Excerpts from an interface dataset
----

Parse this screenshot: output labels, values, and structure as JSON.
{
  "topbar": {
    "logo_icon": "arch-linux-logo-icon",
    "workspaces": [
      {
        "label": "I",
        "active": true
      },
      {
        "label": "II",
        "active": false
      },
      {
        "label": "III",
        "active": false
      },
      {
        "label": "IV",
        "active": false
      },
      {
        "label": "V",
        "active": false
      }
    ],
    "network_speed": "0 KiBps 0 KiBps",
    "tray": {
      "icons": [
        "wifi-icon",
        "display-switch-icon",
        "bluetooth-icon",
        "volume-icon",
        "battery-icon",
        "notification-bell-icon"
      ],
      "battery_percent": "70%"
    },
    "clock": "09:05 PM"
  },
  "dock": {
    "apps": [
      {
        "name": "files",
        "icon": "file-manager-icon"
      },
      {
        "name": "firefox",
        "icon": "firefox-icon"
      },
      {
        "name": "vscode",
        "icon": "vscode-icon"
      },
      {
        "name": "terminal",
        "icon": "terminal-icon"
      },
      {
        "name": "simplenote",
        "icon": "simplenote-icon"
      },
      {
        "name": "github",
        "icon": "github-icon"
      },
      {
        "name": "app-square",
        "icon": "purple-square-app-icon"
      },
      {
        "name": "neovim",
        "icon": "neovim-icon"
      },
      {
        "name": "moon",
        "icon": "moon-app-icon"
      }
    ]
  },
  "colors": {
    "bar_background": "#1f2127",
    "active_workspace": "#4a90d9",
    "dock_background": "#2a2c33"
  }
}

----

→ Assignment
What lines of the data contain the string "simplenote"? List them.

→ Reply
        "name": "simplenote",
        "icon": "simplenote-icon"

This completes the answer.